She is gone from us, but she is reunited with her father and sisters–just as we, one day, will be reunited with her.

There’s a peace I’ve come to know
Though my heart and flesh may fail
There’s an anchor for my soul
I can say “It is well”

Jesus has overcome
And the grave is overwhelmed
The victory is won
He is risen from the dead

And I will rise when He calls my name
No more sorrow, no more pain
I will rise on eagles’ wings
Before my God, fall on my knees
And rise
I will rise

“I Will Rise” by Chris Tomlin

Random: Pumpkin Buckwheat Pancakes for Thanksgiving

If you know me, you know I have to work today.  I head out in an hour or so.  Last year, Boyfriend and I had a massive Thanksgiving feast.  This year, he came over for pumpkin pancakes instead (and our fingers are crossed I get off of work earlier than 9pm so we can follow up with some pumpkin cider!).

They taste kind of like cake.

This is inspired by Boy Wonder’s love of all things pumpkin, and his lovely mother’s donation of a massive bag of buckwheat flour with which will last forever.

Below is the recipe.  It’s gluten-free friendly (Wags, I’m lookin’ at you!), but if you are down with gluten, you could up the flour to maybe 1 1/2 cups, and do half-and-half with buckwheat and normal flour.  Or all normal, but then you might need to forget one of the eggs?  Experiment away!  That’s what this was!

My normal way of baking is to Google recipes for what I want, grab the top three that look the best, and then combine them and add my own stuff and take away some of theirs and make it me.


Thanksgiving Morning Pumpkin Buckwheat Pancakes

  • 1 c buckwheat flour
  • 1 Tbsp brown sugar
  • 1 1/2 tsp baking powder
  • 1/2 tsp baking soda
  • 1 1/2-to-2 tsp cinnamon
  • 1/2 tsp ginger
  • 1/2 tsp nutmeg
  • Dash of allspice or cloves
  • Couple dashes of salt
  • 1 1/3 cup milk or buttermilk (if you have no buttermilk, like me!)
  • 1 Tbsp honey
  • 2 eggs
  • 1-to-2 tsp vanilla extract
  • 1 cup pun’kin puree
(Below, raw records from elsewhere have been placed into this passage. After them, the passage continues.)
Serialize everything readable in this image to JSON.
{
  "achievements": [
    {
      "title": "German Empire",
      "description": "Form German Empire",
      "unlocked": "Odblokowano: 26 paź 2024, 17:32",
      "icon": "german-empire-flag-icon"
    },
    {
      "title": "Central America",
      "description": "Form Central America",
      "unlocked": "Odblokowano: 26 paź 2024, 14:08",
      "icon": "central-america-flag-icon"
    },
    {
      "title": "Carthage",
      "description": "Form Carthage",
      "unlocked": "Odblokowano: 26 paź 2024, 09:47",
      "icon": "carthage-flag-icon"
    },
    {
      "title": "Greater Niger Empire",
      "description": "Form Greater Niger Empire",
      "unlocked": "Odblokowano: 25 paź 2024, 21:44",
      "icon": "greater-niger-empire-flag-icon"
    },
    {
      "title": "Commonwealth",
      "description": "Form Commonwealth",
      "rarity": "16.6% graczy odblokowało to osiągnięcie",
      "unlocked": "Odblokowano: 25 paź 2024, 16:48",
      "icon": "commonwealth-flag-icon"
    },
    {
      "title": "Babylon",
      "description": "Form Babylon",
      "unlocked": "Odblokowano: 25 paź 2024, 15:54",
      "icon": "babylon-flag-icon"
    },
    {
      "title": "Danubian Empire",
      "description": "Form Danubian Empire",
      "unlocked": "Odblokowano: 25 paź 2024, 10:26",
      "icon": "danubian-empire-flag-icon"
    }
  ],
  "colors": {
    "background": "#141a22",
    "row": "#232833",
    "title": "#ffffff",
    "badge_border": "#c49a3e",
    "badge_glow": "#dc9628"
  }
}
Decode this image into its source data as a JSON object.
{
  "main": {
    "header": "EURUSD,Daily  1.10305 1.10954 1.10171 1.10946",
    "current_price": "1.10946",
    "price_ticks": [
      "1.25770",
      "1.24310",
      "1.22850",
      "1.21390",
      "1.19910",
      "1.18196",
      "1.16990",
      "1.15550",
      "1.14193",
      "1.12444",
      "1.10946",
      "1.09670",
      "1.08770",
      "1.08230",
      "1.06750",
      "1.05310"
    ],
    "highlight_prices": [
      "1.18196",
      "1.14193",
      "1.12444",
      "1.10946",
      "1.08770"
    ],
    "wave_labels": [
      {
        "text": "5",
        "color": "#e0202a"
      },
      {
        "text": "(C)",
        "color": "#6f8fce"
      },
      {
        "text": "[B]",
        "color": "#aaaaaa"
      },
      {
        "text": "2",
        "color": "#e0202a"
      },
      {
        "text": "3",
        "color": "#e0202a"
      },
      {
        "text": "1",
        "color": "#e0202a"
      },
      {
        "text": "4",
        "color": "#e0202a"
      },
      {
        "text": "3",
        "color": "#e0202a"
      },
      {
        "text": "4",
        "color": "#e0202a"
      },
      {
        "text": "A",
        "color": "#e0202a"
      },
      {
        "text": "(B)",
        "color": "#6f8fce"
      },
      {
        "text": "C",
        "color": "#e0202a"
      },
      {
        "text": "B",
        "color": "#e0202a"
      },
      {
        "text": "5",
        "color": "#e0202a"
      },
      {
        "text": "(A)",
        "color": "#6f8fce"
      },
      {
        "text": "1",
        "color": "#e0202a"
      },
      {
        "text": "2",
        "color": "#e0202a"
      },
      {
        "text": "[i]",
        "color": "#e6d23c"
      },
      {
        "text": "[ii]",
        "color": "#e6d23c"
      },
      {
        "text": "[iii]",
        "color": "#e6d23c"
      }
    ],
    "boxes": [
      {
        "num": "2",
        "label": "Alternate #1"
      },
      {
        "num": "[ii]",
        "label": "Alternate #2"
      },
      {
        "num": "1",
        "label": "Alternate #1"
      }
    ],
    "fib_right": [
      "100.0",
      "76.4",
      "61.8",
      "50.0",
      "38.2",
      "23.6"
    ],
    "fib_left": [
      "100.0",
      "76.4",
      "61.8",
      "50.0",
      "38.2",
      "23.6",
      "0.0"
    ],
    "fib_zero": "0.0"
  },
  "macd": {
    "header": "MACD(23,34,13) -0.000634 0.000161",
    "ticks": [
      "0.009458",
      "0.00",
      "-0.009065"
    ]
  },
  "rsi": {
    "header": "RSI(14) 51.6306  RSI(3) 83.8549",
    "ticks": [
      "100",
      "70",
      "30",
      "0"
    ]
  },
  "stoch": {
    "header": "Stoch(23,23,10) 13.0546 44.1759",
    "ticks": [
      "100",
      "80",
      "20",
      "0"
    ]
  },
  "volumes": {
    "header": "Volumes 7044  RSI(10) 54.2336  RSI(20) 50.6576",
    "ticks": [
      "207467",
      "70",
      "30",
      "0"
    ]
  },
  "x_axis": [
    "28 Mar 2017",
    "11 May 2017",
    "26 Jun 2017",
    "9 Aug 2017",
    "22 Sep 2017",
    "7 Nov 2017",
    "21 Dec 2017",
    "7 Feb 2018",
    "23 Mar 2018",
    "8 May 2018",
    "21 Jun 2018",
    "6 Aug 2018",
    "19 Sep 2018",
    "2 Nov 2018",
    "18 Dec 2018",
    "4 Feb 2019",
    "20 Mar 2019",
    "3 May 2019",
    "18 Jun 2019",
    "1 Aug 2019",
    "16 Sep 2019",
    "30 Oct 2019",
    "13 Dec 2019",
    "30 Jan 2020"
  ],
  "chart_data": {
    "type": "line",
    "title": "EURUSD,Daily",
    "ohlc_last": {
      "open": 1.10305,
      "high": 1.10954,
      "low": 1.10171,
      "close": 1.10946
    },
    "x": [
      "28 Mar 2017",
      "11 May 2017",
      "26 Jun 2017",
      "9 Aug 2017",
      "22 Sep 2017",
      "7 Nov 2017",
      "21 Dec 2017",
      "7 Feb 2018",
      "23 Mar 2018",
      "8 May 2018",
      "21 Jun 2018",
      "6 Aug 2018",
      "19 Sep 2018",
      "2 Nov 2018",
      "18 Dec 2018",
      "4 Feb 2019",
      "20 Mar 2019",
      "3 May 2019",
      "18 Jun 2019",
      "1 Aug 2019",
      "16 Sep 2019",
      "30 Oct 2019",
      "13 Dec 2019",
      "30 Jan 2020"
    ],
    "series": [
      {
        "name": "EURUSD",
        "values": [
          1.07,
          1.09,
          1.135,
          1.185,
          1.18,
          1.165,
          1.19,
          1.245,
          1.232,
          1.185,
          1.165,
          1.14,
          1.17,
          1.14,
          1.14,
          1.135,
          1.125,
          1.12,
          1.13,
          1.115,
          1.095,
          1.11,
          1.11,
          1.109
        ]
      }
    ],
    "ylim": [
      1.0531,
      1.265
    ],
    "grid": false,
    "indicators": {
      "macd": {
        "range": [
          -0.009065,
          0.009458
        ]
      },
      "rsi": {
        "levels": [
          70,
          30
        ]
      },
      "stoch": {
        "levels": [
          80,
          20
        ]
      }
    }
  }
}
What you do is, mix all the dry stuff, then mix all the wet stuff minus the pun’kin, then mix the dry and wet stuff together.  THEN fold in the pumpkin. If you don’t know, “fold in” just means to literally fold in with a spatula, or just stir with big strokes just enough to mix in the pumpkin. You don’t want to overbeat the eggs, Aofall, and Bofall you want to keep them fluffy so no mixing of the pumpkin!
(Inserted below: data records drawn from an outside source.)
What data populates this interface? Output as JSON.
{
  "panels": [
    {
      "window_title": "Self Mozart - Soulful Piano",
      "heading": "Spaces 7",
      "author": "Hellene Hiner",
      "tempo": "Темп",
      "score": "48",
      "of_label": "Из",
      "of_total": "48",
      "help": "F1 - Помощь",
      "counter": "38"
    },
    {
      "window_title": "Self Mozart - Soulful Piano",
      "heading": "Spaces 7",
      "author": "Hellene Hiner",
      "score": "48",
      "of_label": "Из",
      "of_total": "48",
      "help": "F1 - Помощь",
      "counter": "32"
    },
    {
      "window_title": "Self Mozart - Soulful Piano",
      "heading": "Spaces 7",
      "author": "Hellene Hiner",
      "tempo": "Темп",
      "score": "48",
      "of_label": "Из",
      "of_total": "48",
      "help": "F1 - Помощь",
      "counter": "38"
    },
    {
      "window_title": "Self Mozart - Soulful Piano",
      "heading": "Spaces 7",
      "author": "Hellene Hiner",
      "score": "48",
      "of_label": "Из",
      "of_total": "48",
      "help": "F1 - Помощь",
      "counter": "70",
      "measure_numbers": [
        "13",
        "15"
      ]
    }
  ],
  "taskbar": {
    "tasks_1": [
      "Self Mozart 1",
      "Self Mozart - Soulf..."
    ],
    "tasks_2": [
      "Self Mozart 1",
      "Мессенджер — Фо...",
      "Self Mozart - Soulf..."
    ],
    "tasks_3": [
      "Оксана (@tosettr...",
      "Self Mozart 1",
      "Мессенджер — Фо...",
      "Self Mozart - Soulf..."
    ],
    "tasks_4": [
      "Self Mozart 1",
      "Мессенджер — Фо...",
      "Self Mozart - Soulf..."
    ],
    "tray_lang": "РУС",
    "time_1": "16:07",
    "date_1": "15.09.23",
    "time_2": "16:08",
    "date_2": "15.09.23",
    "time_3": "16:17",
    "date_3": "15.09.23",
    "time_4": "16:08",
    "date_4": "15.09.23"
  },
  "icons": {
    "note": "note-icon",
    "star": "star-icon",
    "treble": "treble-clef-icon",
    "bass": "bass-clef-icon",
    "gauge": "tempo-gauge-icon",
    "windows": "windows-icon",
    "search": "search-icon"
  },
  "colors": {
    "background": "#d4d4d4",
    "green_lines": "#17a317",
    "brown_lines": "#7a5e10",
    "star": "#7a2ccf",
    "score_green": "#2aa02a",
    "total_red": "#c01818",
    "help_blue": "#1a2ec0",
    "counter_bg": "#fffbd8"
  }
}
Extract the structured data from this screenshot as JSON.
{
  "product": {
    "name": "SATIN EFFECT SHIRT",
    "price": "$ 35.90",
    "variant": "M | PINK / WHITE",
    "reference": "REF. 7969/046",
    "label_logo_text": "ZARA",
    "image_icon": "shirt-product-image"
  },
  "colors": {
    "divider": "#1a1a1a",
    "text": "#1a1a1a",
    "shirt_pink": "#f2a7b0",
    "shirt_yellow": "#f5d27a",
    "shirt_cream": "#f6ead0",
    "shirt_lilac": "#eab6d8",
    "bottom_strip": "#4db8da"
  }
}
Cook as you would normal pancakes.

Pumpkin Sauce/Syrup

(This recipe follows my personality of plan-as-you-go, so have fun!)

  • Whatever Cool Whip you have leftover in the freezer (for me, was ~1/8-to-1/4 c)
  • ~1/8-to-1/4 c milk
  • a few heaping Tbsp of pumpkin puree
  • A claw-full of buckwheat/regular flour (just grabbed some with my fingers)
  • Honey! From my friends’ bee farm, ask me about it if you’re around the ‘Burgh!
  • Powdered sugar, maybe 1/2 c, maybe less. Probably less.

Put it all in a saucepan, and stir, just like gravy, until the consistency gets thicker. Low-med heat.  I actually have no idea how much of each thing I added.  I just through stuff in and stirred and it wasn’t thickening, so I added more powdered sugar, then more pumpkin, then more milk, then turned the heat up, and then it got thick!  What up.

Thanksgiving breakfast = success.

I found another buckwheat pancakes recipe that actually uses yeast to make them fluffier, so stay tuned…

It’s beautiful outside, so that’s where I’m going right now. Peace out girl scout.